Every year the air pollution rises steeply during Israel’s Independence Day, where even people with vegetarian (or vegaware) leanings have a sudden urge to fry ground beef “kebabs” on the mini BBQ grill sold at minimarkets and basically tossed out after use. But the effects of man’s ancient meat roasting urge are badly felt in the north of Israel where coal ash dust, from charcoal kilns, produced by a factory in the West Bank’s Wadi Ara, is blowing onto Israeli villages: “This pollution is ruining our lives and hurting my son’s health,” said Udi Razamovitz of Kibbutz Metzer to Haaretz: “I’m considering leaving the kibbutz altogether.”

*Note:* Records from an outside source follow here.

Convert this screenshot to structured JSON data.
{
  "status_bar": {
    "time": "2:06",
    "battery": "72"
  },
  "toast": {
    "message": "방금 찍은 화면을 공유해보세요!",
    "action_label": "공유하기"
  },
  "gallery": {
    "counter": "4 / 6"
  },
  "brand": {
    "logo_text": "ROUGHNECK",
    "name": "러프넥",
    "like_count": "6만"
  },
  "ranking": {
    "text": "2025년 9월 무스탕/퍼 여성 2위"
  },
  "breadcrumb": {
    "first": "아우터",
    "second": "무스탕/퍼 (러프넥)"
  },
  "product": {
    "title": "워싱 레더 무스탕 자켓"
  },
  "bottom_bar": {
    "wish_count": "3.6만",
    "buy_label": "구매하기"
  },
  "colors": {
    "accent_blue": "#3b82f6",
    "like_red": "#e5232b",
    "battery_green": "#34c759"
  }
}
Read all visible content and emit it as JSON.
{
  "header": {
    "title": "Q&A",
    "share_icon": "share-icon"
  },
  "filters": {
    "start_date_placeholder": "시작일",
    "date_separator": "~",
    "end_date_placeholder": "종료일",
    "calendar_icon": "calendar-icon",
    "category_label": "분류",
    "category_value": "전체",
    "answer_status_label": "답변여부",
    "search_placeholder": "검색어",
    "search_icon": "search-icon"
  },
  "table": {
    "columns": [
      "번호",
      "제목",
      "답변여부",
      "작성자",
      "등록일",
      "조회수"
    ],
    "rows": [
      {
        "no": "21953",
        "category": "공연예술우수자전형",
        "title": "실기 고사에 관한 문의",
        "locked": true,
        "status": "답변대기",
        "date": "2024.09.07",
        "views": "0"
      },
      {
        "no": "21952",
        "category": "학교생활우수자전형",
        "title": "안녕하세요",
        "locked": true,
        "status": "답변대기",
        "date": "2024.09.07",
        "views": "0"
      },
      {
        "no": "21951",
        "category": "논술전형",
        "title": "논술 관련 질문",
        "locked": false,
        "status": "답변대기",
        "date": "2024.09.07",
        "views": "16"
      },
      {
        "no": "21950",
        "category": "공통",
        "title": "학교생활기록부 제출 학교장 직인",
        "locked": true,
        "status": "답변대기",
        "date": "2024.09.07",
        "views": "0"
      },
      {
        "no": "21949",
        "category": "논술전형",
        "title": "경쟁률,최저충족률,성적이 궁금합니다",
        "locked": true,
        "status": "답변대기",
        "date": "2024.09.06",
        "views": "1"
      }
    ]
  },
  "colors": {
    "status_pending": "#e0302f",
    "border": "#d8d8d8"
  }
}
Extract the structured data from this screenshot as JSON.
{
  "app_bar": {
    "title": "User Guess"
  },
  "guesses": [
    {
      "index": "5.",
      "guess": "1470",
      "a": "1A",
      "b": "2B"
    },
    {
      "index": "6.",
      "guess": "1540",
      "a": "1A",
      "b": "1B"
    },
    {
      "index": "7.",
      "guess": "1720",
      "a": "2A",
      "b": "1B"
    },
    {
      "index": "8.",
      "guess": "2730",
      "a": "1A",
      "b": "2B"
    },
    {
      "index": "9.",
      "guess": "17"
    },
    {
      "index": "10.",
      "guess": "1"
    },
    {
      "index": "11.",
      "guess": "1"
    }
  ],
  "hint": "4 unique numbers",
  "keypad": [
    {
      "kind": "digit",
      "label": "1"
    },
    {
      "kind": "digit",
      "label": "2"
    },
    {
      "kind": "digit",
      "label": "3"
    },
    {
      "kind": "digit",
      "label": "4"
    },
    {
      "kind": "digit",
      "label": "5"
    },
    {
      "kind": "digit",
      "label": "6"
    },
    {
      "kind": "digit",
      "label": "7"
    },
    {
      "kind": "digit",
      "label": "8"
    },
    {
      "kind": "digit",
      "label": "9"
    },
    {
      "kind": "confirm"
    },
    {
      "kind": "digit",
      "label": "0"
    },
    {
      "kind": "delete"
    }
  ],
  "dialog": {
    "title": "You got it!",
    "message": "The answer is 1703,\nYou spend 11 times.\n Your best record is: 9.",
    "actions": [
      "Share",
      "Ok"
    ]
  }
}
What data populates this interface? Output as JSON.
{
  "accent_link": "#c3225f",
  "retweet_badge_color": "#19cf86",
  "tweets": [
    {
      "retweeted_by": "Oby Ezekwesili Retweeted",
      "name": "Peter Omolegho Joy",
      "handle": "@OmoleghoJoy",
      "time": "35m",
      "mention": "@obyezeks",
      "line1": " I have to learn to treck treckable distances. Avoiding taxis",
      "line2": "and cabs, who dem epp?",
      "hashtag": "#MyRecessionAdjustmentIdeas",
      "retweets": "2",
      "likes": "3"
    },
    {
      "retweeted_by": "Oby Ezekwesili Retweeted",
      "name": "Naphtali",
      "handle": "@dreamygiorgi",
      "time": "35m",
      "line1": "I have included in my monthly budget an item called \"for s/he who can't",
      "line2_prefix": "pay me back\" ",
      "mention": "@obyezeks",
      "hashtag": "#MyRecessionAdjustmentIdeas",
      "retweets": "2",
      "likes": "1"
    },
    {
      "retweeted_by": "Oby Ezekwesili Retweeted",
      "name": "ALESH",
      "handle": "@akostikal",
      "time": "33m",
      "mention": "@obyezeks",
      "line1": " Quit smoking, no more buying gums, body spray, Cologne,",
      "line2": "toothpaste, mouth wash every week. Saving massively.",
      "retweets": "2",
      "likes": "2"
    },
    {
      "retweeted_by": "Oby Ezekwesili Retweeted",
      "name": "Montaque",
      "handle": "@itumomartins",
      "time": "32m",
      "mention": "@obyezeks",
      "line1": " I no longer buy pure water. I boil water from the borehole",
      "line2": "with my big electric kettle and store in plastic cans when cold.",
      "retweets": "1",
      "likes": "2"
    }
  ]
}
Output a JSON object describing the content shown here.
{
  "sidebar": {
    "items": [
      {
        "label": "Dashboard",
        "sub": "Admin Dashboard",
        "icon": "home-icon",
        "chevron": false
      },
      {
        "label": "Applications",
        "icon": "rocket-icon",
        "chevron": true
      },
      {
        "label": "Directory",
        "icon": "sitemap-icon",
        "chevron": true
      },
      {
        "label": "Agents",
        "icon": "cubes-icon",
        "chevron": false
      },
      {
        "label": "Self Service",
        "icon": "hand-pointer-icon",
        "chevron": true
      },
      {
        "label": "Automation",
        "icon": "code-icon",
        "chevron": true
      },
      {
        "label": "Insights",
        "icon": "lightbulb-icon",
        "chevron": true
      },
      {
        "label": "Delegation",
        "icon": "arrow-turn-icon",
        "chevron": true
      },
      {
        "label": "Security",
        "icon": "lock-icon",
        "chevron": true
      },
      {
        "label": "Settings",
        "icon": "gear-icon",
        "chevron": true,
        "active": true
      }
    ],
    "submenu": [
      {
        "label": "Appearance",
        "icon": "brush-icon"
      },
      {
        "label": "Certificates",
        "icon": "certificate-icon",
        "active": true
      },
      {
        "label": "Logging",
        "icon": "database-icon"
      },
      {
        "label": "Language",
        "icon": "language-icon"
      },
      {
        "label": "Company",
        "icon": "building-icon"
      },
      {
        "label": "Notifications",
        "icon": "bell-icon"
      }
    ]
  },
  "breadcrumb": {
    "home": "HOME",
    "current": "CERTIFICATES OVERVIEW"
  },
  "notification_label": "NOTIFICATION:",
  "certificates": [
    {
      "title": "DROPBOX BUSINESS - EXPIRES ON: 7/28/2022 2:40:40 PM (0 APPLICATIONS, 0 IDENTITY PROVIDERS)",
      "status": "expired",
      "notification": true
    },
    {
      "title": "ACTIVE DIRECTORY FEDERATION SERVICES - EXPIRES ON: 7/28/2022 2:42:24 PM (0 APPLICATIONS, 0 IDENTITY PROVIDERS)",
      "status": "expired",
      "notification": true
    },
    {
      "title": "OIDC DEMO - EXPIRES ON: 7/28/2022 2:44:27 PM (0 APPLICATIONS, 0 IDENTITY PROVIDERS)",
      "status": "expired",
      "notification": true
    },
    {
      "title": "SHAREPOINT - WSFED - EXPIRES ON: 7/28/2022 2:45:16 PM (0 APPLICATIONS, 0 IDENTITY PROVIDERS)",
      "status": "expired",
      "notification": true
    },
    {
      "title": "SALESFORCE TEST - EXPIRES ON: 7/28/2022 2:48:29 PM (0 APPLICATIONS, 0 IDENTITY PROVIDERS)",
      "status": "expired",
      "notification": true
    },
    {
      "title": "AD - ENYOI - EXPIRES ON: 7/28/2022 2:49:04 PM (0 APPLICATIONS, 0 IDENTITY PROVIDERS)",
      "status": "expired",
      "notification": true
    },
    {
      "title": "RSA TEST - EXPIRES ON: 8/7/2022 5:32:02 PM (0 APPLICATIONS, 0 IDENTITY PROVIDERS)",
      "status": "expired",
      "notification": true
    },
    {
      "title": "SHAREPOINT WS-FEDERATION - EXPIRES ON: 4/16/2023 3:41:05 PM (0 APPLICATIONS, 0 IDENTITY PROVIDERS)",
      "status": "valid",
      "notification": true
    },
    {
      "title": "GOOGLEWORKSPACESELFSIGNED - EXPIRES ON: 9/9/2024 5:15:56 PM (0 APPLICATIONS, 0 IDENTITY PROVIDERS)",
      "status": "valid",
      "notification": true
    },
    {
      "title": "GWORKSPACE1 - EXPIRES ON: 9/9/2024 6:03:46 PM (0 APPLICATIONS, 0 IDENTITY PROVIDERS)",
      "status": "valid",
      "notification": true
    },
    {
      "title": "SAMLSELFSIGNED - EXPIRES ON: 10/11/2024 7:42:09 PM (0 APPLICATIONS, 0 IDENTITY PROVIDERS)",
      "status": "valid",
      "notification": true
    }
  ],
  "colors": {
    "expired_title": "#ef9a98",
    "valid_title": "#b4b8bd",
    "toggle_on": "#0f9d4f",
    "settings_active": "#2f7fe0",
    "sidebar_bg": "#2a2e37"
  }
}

In the Wadi Ara environs, some 1,600 tons of charcoal are produced every month, and most of it is destined for Israeli barbecues. The source material from old orchards is dug up in Israel, and then sent to the West Bank to be processed.
Israeli residents living in the vicinity of kiln smoke recognize that the kilns are an important source of income for their neighbors, and meanwhile are asking the kiln factories to install filters –– to protect the air they breath, and also to protect the Palestinians who are working in the kilns.
In the spirit of American BBQs, Green Prophet suggests that Middle East meat eaters acquire an America-style gas BBQ. They are less smoky, less likely to be tossed in the trash, and the gas used in them is much less harmful to the environment. And my father, a trash collector, has found BBQs to be an excellent source of scrap material that scrap dealers will pay a pretty penny for after the BBQ has cooked its share of burgers.
On a positive side note, Israelis rank high among western countries for consumers of the least amount of beef per year: only 17 kilos compared to the big meat eaters: 54 kilos in Argentina (also in today’s Haaretz).
See the video below to learn more about how charcoal is made: